When EHF’s research department combed through the newly-released County Health Rankings and Roadmaps, one conclusion became crystal clear — there is a clear divide between the health of urban and rural counties in Texas. EHF analyzed data for all 57 counties of the Episcopal Diocese of Texas. Below are the key takeaways from the rankings and how you can begin to use the rankings to inform strategies and activities to improve health in your community.
Five things you need to know:
1. What are the County Health Rankings anyway?
The nationwide County Health Rankings are compiled by researchers at the University of Wisconsin Population Health Institute and grade counties on all sorts of factors that determine the health of a community. The rankings include things like income level, obesity rates, access to healthy foods, teen births and much more. The rankings show that good health includes many factors beyond medical care.
“They also show us where we live does matter to our health,” said Mary Bennett, Texas Community Coach for the Rankings. “This data is designed to help you think differently about what affects health in a community.”
Virtually every county in the United States is ranked by two overall categories:
Health Outcomes — what health is like today.
Health Factors — what health is expected to be in the future.
“We hope these rankings prove to be a call to action for communities,” Bennett said. “The goal is for this data to start conversations about setting priorities to improve the health for everyone in a community.”
2. The 2016 Rankings show counties with big cities are graded much higher than rural counties.
Three counties within the Diocese were ranked in the top 10 in the state: Williamson, Fort Bend and Travis. In fact, the high-ranking counties within the Diocese are mostly concentrated in the areas around the cities of Austin and Houston. The low-ranking counties are mostly concentrated in East Texas. Jefferson and San Augustine counties ranked in the bottom 10 in Texas.
3. One year trends show declines in health within the Diocese
From 2015 to 2016, slightly more than half of counties in the Diocese saw a drop in their Health Outcomes rank. During that same time, 63% of counties in the Diocese saw a drop in their Health Factors rank.

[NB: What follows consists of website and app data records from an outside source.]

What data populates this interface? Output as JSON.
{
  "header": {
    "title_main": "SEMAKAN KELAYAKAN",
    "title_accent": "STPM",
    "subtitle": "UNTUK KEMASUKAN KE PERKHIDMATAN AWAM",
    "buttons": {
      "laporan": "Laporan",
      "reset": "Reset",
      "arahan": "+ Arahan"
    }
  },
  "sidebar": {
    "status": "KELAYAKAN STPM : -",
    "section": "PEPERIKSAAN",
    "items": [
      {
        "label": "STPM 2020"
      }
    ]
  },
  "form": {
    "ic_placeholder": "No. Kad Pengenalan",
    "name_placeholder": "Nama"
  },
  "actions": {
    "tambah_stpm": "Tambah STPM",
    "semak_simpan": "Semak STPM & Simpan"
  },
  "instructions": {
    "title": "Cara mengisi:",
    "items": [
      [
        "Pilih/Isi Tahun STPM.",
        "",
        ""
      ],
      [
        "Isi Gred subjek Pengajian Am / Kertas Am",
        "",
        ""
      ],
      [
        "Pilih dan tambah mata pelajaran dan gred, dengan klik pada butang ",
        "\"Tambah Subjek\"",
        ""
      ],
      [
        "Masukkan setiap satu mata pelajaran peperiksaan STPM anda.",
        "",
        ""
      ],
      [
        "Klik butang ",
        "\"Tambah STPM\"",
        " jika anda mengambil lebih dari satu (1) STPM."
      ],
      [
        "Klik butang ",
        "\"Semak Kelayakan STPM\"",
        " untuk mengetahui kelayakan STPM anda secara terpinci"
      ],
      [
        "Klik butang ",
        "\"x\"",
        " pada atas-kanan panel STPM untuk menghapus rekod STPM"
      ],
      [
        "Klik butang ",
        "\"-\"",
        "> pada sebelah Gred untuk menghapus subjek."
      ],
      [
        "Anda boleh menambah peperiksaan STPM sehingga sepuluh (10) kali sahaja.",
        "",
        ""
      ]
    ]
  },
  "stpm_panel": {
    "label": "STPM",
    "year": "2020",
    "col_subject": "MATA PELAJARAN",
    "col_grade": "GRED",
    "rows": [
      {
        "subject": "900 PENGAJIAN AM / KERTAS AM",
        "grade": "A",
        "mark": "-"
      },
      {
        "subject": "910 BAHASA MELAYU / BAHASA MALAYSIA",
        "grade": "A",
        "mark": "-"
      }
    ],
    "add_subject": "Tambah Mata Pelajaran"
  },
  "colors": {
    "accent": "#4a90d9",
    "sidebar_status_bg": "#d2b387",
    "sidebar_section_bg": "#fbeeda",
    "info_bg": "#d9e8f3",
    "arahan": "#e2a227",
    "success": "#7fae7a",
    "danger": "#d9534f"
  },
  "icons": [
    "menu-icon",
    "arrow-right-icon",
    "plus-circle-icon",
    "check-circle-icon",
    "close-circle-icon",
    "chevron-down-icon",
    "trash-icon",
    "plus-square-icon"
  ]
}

4. Over the past five years, the Diocesan counties with the consistently lowest health rankings were located in East Texas.
The evidence is clear – rural counties fared far worse than urban and suburban counties. Low-ranking counties face challenges in all areas of health and have lower longevity and reduced quality of life. These counties also have lower rates of preventive services like diabetes monitoring and mammography screenings. They also have higher rates of preventive hospitalizations. But it’s much more than just medical care — the lowest ranked counties also have higher rates of poverty, lower incomes and high unemployment rates.
The health trends within the Diocese are similar to health trends across the country, says Bennett.
“Rural counties still have the highest rates of premature death and it’s getting worse,” Bennett said.
In fact, the rankings show while urban counties continue to show improvement, premature death rates are worsening in rural counties.
5. How can you use the rankings data to improve health in your community?
County Health Rankings identifies seven action steps as a guide for how you can use the data:
1. Work together
2. Assess needs and resources
3. Focus on what’s important
4. Choose effective policies and actions
5. Act on what’s important
6. Evaluate actions
County Health Rankings also provides concrete and practical suggestions for specific groups in implementing these action steps:
EHF is here to help nonprofits, community groups, leaders and congregations use the county health ranking data to inform strategies or activities to improve community health.
Send us an email or give us a call at 832-807-2564 for more information.